» **Work to complete**
Tell how many lines in the data contain the word "name", and leave out everything else.

>>>>>

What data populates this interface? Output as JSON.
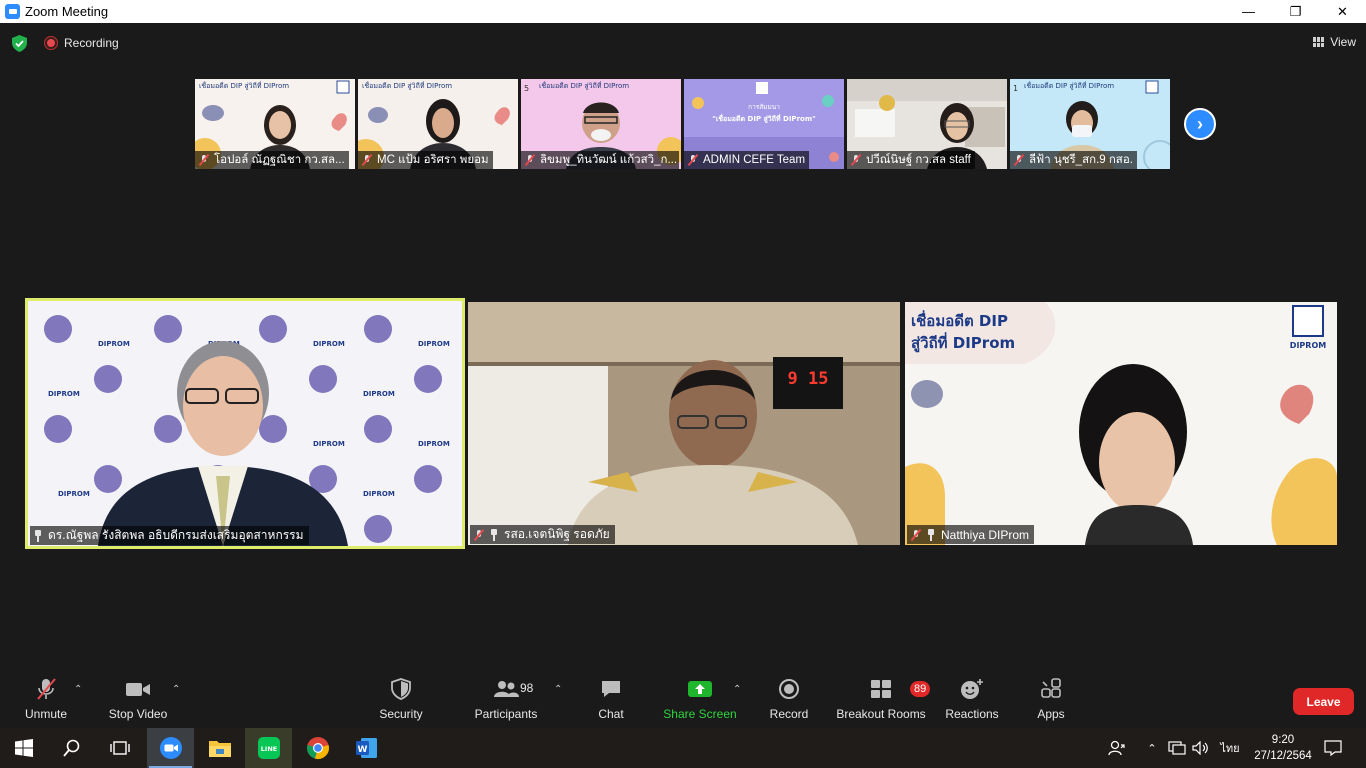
{
  "window": {
    "title": "Zoom Meeting"
  },
  "topbar": {
    "recording_label": "Recording",
    "view_label": "View"
  },
  "thumbnails": [
    {
      "name": "โอปอล์ ณัฏฐณิชา กว.สล...",
      "bg": "#f7f2ee"
    },
    {
      "name": "MC แป้ม อริศรา พยอม",
      "bg": "#f5f0ec"
    },
    {
      "name": "ลิขมพู_ทินวัฒน์ แก้วสวิ_ก...",
      "bg": "#f4c8ea"
    },
    {
      "name": "ADMIN CEFE Team",
      "bg": "#9a8ee0"
    },
    {
      "name": "ปวีณ์นิษฐ์ กว.สล staff",
      "bg": "#e7e4df"
    },
    {
      "name": "ลีฟ้า นุชรี_สก.9 กสอ.",
      "bg": "#bfe6f7"
    }
  ],
  "thumbnail_graphics": {
    "banner": "เชื่อมอดีต DIP สู่วิถีที่ DIProm",
    "admin_title": "การสัมมนา",
    "admin_subtitle": "\"เชื่อมอดีต DIP สู่วิถีที่ DIProm\""
  },
  "speakers": [
    {
      "name": "ดร.ณัฐพล รังสิตพล อธิบดีกรมส่งเสริมอุตสาหกรรม",
      "active": true
    },
    {
      "name": "รสอ.เจตนิพิฐ รอดภัย",
      "active": false
    },
    {
      "name": "Natthiya DIProm",
      "active": false
    }
  ],
  "tile_graphics": {
    "backdrop_logo_text": "DIPROM",
    "clock_value": "9 15",
    "banner_line1": "เชื่อมอดีต DIP",
    "banner_line2": "สู่วิถีที่ DIProm",
    "banner_logo_text": "DIPROM"
  },
  "controls": {
    "unmute": "Unmute",
    "stop_video": "Stop Video",
    "security": "Security",
    "participants": "Participants",
    "participants_count": "98",
    "chat": "Chat",
    "share_screen": "Share Screen",
    "record": "Record",
    "breakout_rooms": "Breakout Rooms",
    "breakout_count": "89",
    "reactions": "Reactions",
    "apps": "Apps",
    "leave": "Leave"
  },
  "taskbar": {
    "lang": "ไทย",
    "time": "9:20",
    "date": "27/12/2564"
  },
  "colors": {
    "accent": "#2d8cff",
    "leave": "#e02828",
    "active_speaker_border": "#dfec6b",
    "share_green": "#1fb52c"
  }
}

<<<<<

» **The completed task**
9